PepsiCo’s executives in attendance recently returned from the Polish, Ukrainian border where they spent time with their company colleagues whose lives have been devastated by the crisis. To date the company has contributed nearly $15M in response to the invasion. In addition to their commitments in the region, PepsiCo is focused on continuing to deliver on their global sustainability goals.

The Tent Partnership for Refugees founded by Hamdi Ulukaya, founder and CEO of Chobani, has mobilized 220 major businesses to support the lives of refugees and those fleeing conflict with promises of job training, employment, and other services such as housing. Tent is currently working on a number of initiatives in partnership with companies to help refugees from Ukraine find work in their new host communities in Europe and North America.

Ambassador Michael Froman, Vice Chairman, Mastercard, aptly stated, “In these uncertain times, the only thing that is certain is that there will be more humanitarian crises — natural disasters, climate change, refugees, and wars.

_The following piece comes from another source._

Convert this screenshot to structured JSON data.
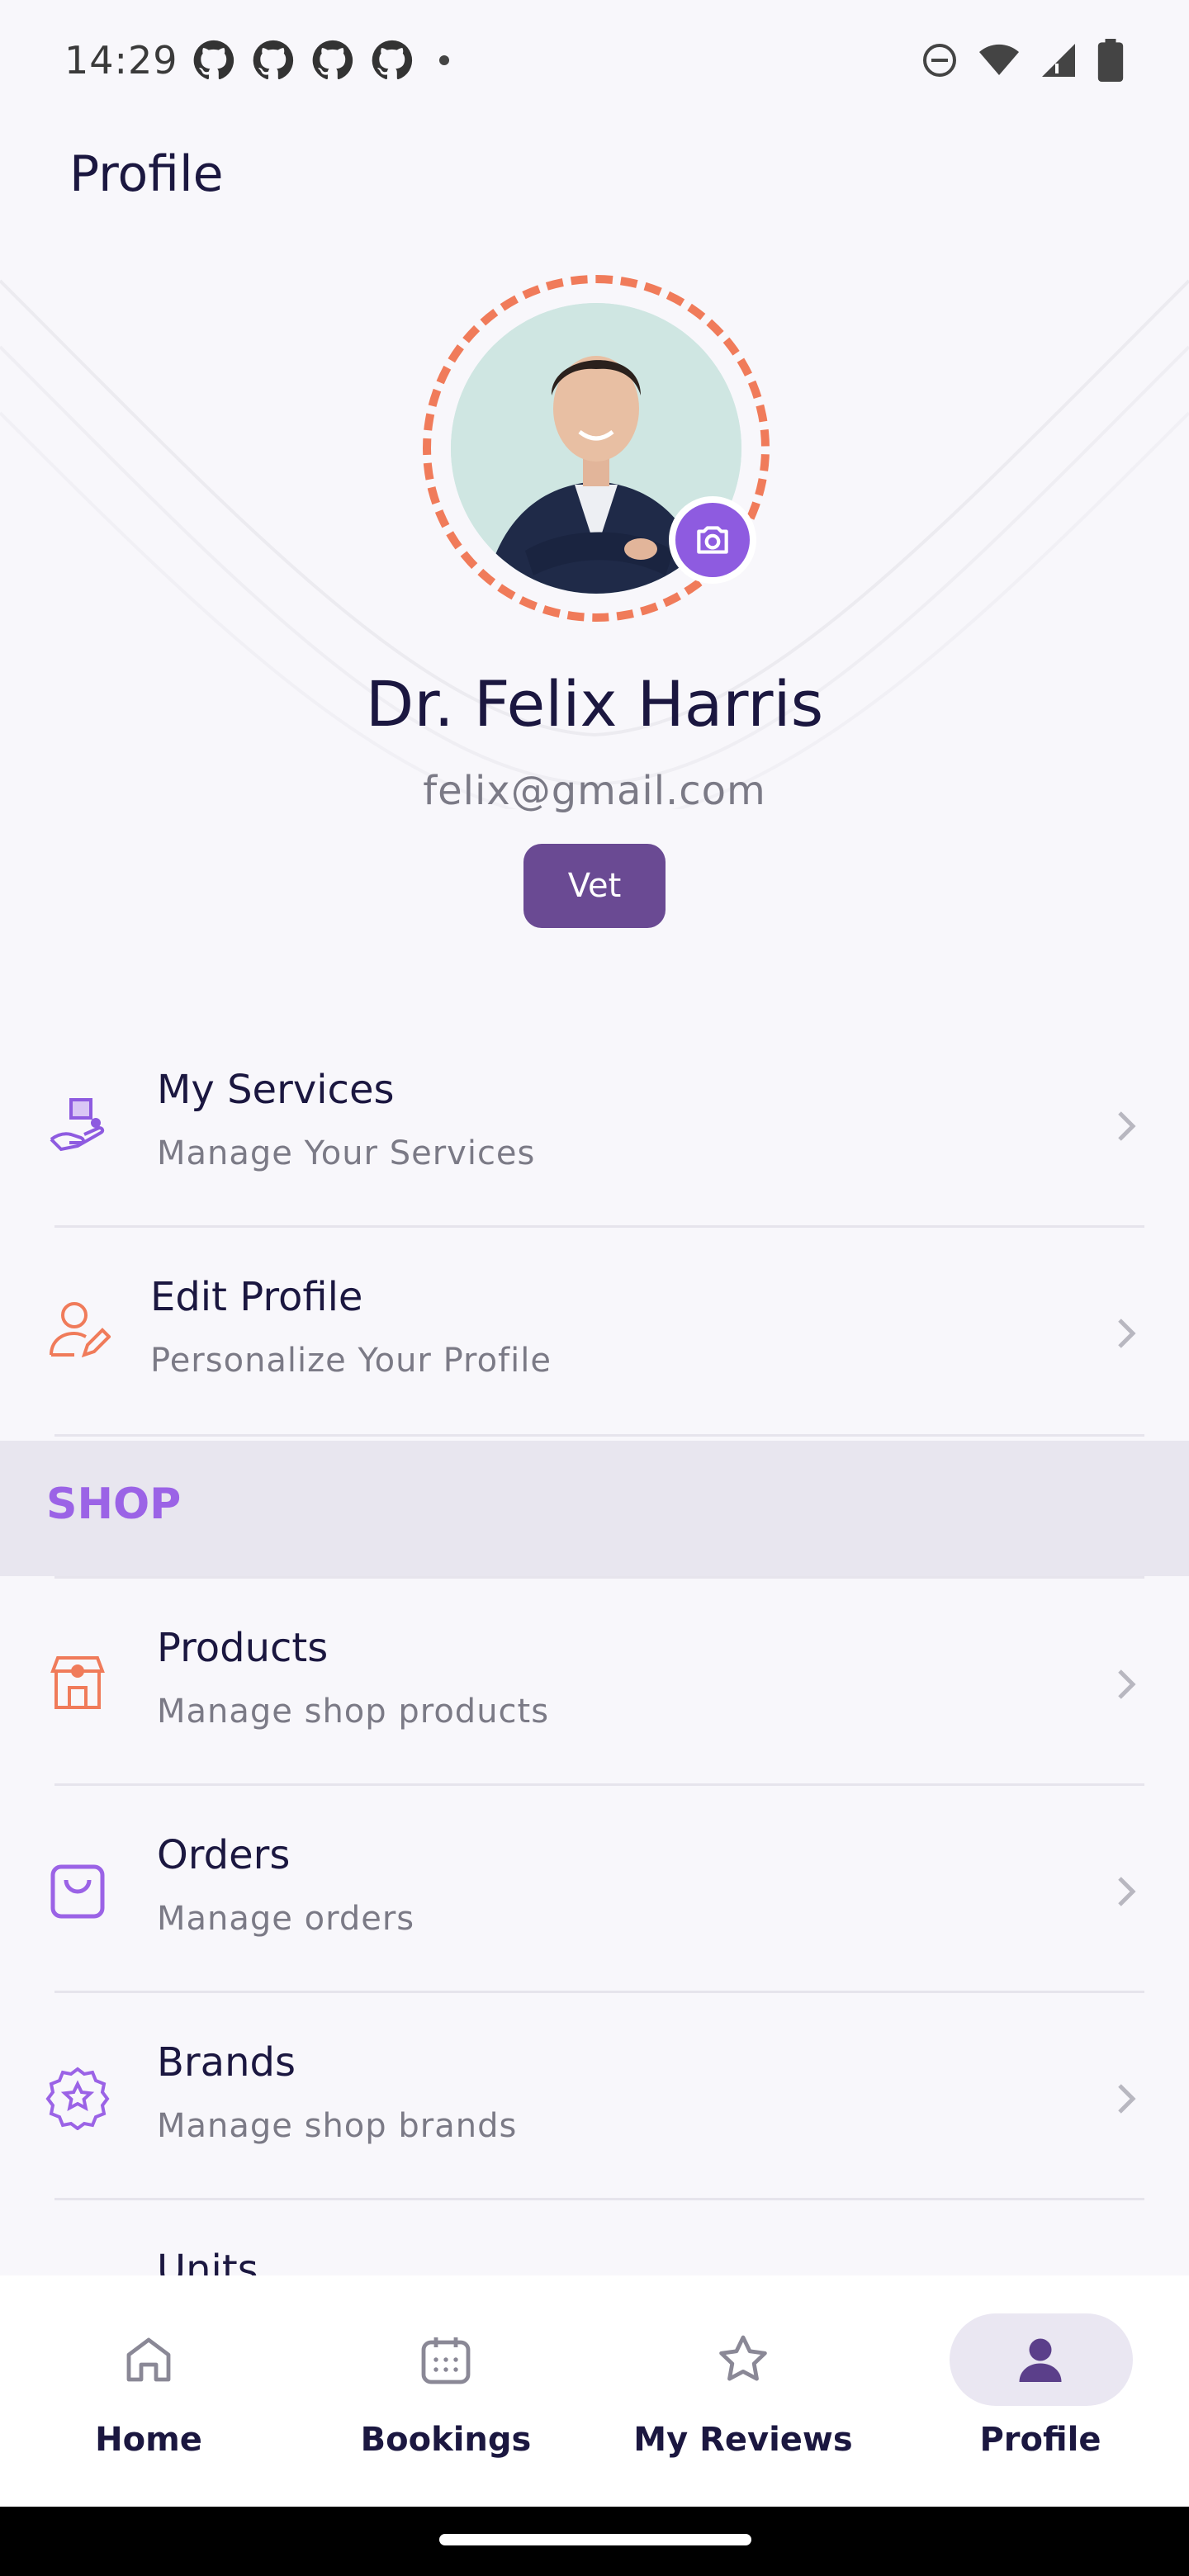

We must work together across the public, private and non-profit sectors to put into place a humanitarian response infrastructure that takes the lessons from the challenges we face today and enables a rapid and collective response to the next crisis that arises.”

As Liz Schrayer closed the event for USGLC, it was clear that this will be the first of many open dialogues between the Biden Administration’s State Department and the U.S. private sector.